Top of Provided records

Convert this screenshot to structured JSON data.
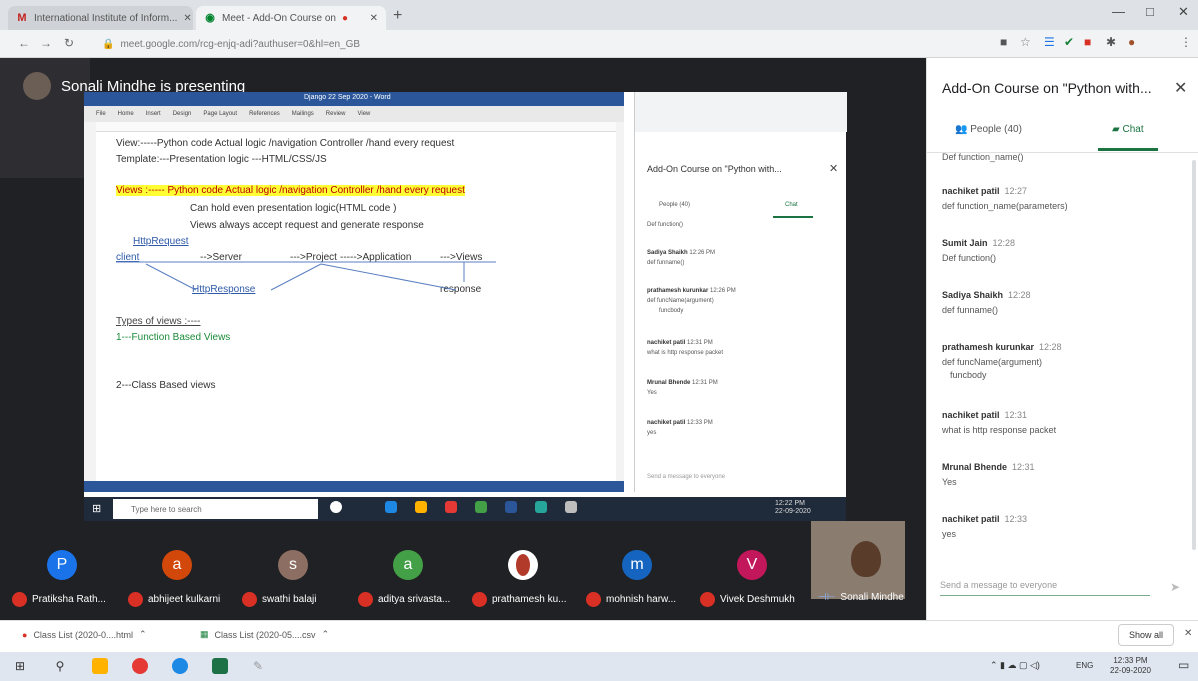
{
  "browser": {
    "tabs": [
      {
        "label": "International Institute of Inform...",
        "active": false
      },
      {
        "label": "Meet - Add-On Course on",
        "active": true
      }
    ],
    "url": "meet.google.com/rcg-enjq-adi?authuser=0&hl=en_GB"
  },
  "presenter": {
    "label": "Sonali Mindhe is presenting"
  },
  "word": {
    "title": "Django 22 Sep 2020 - Word",
    "ribbon_tabs": [
      "File",
      "Home",
      "Insert",
      "Design",
      "Page Layout",
      "References",
      "Mailings",
      "Review",
      "View"
    ],
    "lines": {
      "l1": "View:-----Python code Actual logic /navigation Controller /hand every request",
      "l2": "Template:---Presentation logic ---HTML/CSS/JS",
      "l3": "Views :----- Python code Actual logic /navigation Controller /hand every request",
      "l4": "Can hold even presentation logic(HTML code )",
      "l5": "Views always accept request and generate response",
      "l6": "HttpRequest",
      "d_client": "client",
      "d_server": "-->Server",
      "d_project": "--->Project",
      "d_application": "----->Application",
      "d_views": "--->Views",
      "d_httpresponse": "HttpResponse",
      "d_response": "response",
      "l7": "Types of views :----",
      "l8": "1---Function Based Views",
      "l9": "2---Class Based views"
    },
    "search_placeholder": "Type here to search",
    "clock_time": "12:22 PM",
    "clock_date": "22-09-2020"
  },
  "inner_chat": {
    "title": "Add-On Course on \"Python with...",
    "people": "People (40)",
    "chat": "Chat",
    "m0": "Def function()",
    "m1_name": "Sadiya Shaikh",
    "m1_time": "12:26 PM",
    "m1_text": "def funname()",
    "m2_name": "prathamesh kurunkar",
    "m2_time": "12:26 PM",
    "m2_text": "def funcName(argument)",
    "m2_text2": "funcbody",
    "m3_name": "nachiket patil",
    "m3_time": "12:31 PM",
    "m3_text": "what is http response packet",
    "m4_name": "Mrunal Bhende",
    "m4_time": "12:31 PM",
    "m4_text": "Yes",
    "m5_name": "nachiket patil",
    "m5_time": "12:33 PM",
    "m5_text": "yes",
    "input": "Send a message to everyone"
  },
  "participants": [
    {
      "initial": "P",
      "name": "Pratiksha Rath...",
      "color": "#1a73e8"
    },
    {
      "initial": "a",
      "name": "abhijeet kulkarni",
      "color": "#d2480b"
    },
    {
      "initial": "s",
      "name": "swathi balaji",
      "color": "#8d6e63"
    },
    {
      "initial": "a",
      "name": "aditya srivasta...",
      "color": "#43a047"
    },
    {
      "initial": "",
      "name": "prathamesh ku...",
      "color": "#ffffff"
    },
    {
      "initial": "m",
      "name": "mohnish harw...",
      "color": "#1565c0"
    },
    {
      "initial": "V",
      "name": "Vivek Deshmukh",
      "color": "#c2185b"
    }
  ],
  "self_view": {
    "name": "Sonali Mindhe"
  },
  "chat": {
    "title": "Add-On Course on \"Python with...",
    "people_tab": "People (40)",
    "chat_tab": "Chat",
    "m0": "Def function_name()",
    "messages": [
      {
        "name": "nachiket patil",
        "time": "12:27",
        "text": "def function_name(parameters)"
      },
      {
        "name": "Sumit Jain",
        "time": "12:28",
        "text": "Def function()"
      },
      {
        "name": "Sadiya Shaikh",
        "time": "12:28",
        "text": "def funname()"
      },
      {
        "name": "prathamesh kurunkar",
        "time": "12:28",
        "text": "def funcName(argument)",
        "text2": "funcbody"
      },
      {
        "name": "nachiket patil",
        "time": "12:31",
        "text": "what is http response packet"
      },
      {
        "name": "Mrunal Bhende",
        "time": "12:31",
        "text": "Yes"
      },
      {
        "name": "nachiket patil",
        "time": "12:33",
        "text": "yes"
      }
    ],
    "input_placeholder": "Send a message to everyone"
  },
  "downloads": [
    {
      "name": "Class List (2020-0....html"
    },
    {
      "name": "Class List (2020-05....csv"
    }
  ],
  "show_all": "Show all",
  "taskbar": {
    "time": "12:33 PM",
    "date": "22-09-2020",
    "lang": "ENG"
  },
  "colors": {
    "chat_accent": "#1a7340",
    "word_blue": "#2b579a",
    "highlight": "#ffff33"
  }
}
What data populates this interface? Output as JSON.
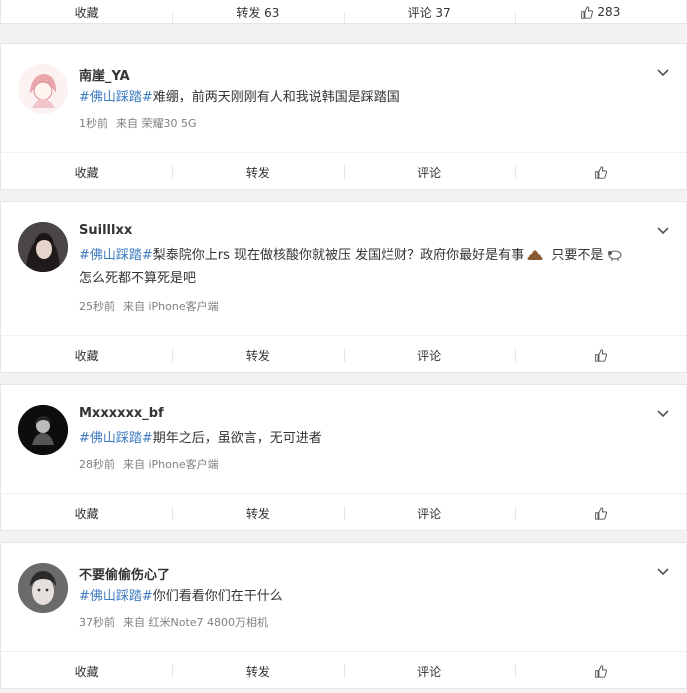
{
  "top_actions": {
    "favorite": "收藏",
    "repost": "转发 63",
    "comment": "评论 37",
    "like": "283"
  },
  "posts": [
    {
      "username": "南崖_YA",
      "hashtag": "#佛山踩踏#",
      "text": "难绷，前两天刚刚有人和我说韩国是踩踏国",
      "text2": "",
      "time": "1秒前",
      "source": "来自 荣耀30 5G",
      "actions": {
        "favorite": "收藏",
        "repost": "转发",
        "comment": "评论"
      }
    },
    {
      "username": "Suilllxx",
      "hashtag": "#佛山踩踏#",
      "text": "梨泰院你上rs 现在做核酸你就被压 发国烂财？政府你最好是有事",
      "text_mid": " 只要不是",
      "text2": "怎么死都不算死是吧",
      "time": "25秒前",
      "source": "来自 iPhone客户端",
      "actions": {
        "favorite": "收藏",
        "repost": "转发",
        "comment": "评论"
      }
    },
    {
      "username": "Mxxxxxx_bf",
      "hashtag": "#佛山踩踏#",
      "text": "期年之后，虽欲言，无可进者",
      "text2": "",
      "time": "28秒前",
      "source": "来自 iPhone客户端",
      "actions": {
        "favorite": "收藏",
        "repost": "转发",
        "comment": "评论"
      }
    },
    {
      "username": "不要偷偷伤心了",
      "hashtag": "#佛山踩踏#",
      "text": "你们看看你们在干什么",
      "text2": "",
      "time": "37秒前",
      "source": "来自 红米Note7 4800万相机",
      "actions": {
        "favorite": "收藏",
        "repost": "转发",
        "comment": "评论"
      }
    }
  ],
  "colors": {
    "hashtag": "#3c7bbf",
    "meta": "#808080",
    "background": "#f2f2f5"
  }
}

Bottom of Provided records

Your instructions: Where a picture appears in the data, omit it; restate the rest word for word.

Solved exercise:
Convert this screenshot to structured JSON data.
{
  "browser": {
    "tabs": [
      {
        "label": "International Institute of Inform...",
        "active": false
      },
      {
        "label": "Meet - Add-On Course on",
        "active": true
      }
    ],
    "url": "meet.google.com/rcg-enjq-adi?authuser=0&hl=en_GB"
  },
  "presenter": {
    "label": "Sonali Mindhe is presenting"
  },
  "word": {
    "title": "Django 22 Sep 2020 - Word",
    "ribbon_tabs": [
      "File",
      "Home",
      "Insert",
      "Design",
      "Page Layout",
      "References",
      "Mailings",
      "Review",
      "View"
    ],
    "lines": {
      "l1": "View:-----Python code Actual logic /navigation Controller /hand every request",
      "l2": "Template:---Presentation logic ---HTML/CSS/JS",
      "l3": "Views :----- Python code Actual logic /navigation Controller /hand every request",
      "l4": "Can hold even presentation logic(HTML code )",
      "l5": "Views always accept request and generate response",
      "l6": "HttpRequest",
      "d_client": "client",
      "d_server": "-->Server",
      "d_project": "--->Project",
      "d_application": "----->Application",
      "d_views": "--->Views",
      "d_httpresponse": "HttpResponse",
      "d_response": "response",
      "l7": "Types of views :----",
      "l8": "1---Function Based Views",
      "l9": "2---Class Based views"
    },
    "search_placeholder": "Type here to search",
    "clock_time": "12:22 PM",
    "clock_date": "22-09-2020"
  },
  "inner_chat": {
    "title": "Add-On Course on \"Python with...",
    "people": "People (40)",
    "chat": "Chat",
    "m0": "Def function()",
    "m1_name": "Sadiya Shaikh",
    "m1_time": "12:26 PM",
    "m1_text": "def funname()",
    "m2_name": "prathamesh kurunkar",
    "m2_time": "12:26 PM",
    "m2_text": "def funcName(argument)",
    "m2_text2": "funcbody",
    "m3_name": "nachiket patil",
    "m3_time": "12:31 PM",
    "m3_text": "what is http response packet",
    "m4_name": "Mrunal Bhende",
    "m4_time": "12:31 PM",
    "m4_text": "Yes",
    "m5_name": "nachiket patil",
    "m5_time": "12:33 PM",
    "m5_text": "yes",
    "input": "Send a message to everyone"
  },
  "participants": [
    {
      "initial": "P",
      "name": "Pratiksha Rath...",
      "color": "#1a73e8"
    },
    {
      "initial": "a",
      "name": "abhijeet kulkarni",
      "color": "#d2480b"
    },
    {
      "initial": "s",
      "name": "swathi balaji",
      "color": "#8d6e63"
    },
    {
      "initial": "a",
      "name": "aditya srivasta...",
      "color": "#43a047"
    },
    {
      "initial": "",
      "name": "prathamesh ku...",
      "color": "#ffffff"
    },
    {
      "initial": "m",
      "name": "mohnish harw...",
      "color": "#1565c0"
    },
    {
      "initial": "V",
      "name": "Vivek Deshmukh",
      "color": "#c2185b"
    }
  ],
  "self_view": {
    "name": "Sonali Mindhe"
  },
  "chat": {
    "title": "Add-On Course on \"Python with...",
    "people_tab": "People (40)",
    "chat_tab": "Chat",
    "m0": "Def function_name()",
    "messages": [
      {
        "name": "nachiket patil",
        "time": "12:27",
        "text": "def function_name(parameters)"
      },
      {
        "name": "Sumit Jain",
        "time": "12:28",
        "text": "Def function()"
      },
      {
        "name": "Sadiya Shaikh",
        "time": "12:28",
        "text": "def funname()"
      },
      {
        "name": "prathamesh kurunkar",
        "time": "12:28",
        "text": "def funcName(argument)",
        "text2": "funcbody"
      },
      {
        "name": "nachiket patil",
        "time": "12:31",
        "text": "what is http response packet"
      },
      {
        "name": "Mrunal Bhende",
        "time": "12:31",
        "text": "Yes"
      },
      {
        "name": "nachiket patil",
        "time": "12:33",
        "text": "yes"
      }
    ],
    "input_placeholder": "Send a message to everyone"
  },
  "downloads": [
    {
      "name": "Class List (2020-0....html"
    },
    {
      "name": "Class List (2020-05....csv"
    }
  ],
  "show_all": "Show all",
  "taskbar": {
    "time": "12:33 PM",
    "date": "22-09-2020",
    "lang": "ENG"
  },
  "colors": {
    "chat_accent": "#1a7340",
    "word_blue": "#2b579a",
    "highlight": "#ffff33"
  }
}
What data populates this interface? Output as JSON.
{
  "top_actions": {
    "favorite": "收藏",
    "repost": "转发 63",
    "comment": "评论 37",
    "like": "283"
  },
  "posts": [
    {
      "username": "南崖_YA",
      "hashtag": "#佛山踩踏#",
      "text": "难绷，前两天刚刚有人和我说韩国是踩踏国",
      "text2": "",
      "time": "1秒前",
      "source": "来自 荣耀30 5G",
      "actions": {
        "favorite": "收藏",
        "repost": "转发",
        "comment": "评论"
      }
    },
    {
      "username": "Suilllxx",
      "hashtag": "#佛山踩踏#",
      "text": "梨泰院你上rs 现在做核酸你就被压 发国烂财？政府你最好是有事",
      "text_mid": " 只要不是",
      "text2": "怎么死都不算死是吧",
      "time": "25秒前",
      "source": "来自 iPhone客户端",
      "actions": {
        "favorite": "收藏",
        "repost": "转发",
        "comment": "评论"
      }
    },
    {
      "username": "Mxxxxxx_bf",
      "hashtag": "#佛山踩踏#",
      "text": "期年之后，虽欲言，无可进者",
      "text2": "",
      "time": "28秒前",
      "source": "来自 iPhone客户端",
      "actions": {
        "favorite": "收藏",
        "repost": "转发",
        "comment": "评论"
      }
    },
    {
      "username": "不要偷偷伤心了",
      "hashtag": "#佛山踩踏#",
      "text": "你们看看你们在干什么",
      "text2": "",
      "time": "37秒前",
      "source": "来自 红米Note7 4800万相机",
      "actions": {
        "favorite": "收藏",
        "repost": "转发",
        "comment": "评论"
      }
    }
  ],
  "colors": {
    "hashtag": "#3c7bbf",
    "meta": "#808080",
    "background": "#f2f2f5"
  }
}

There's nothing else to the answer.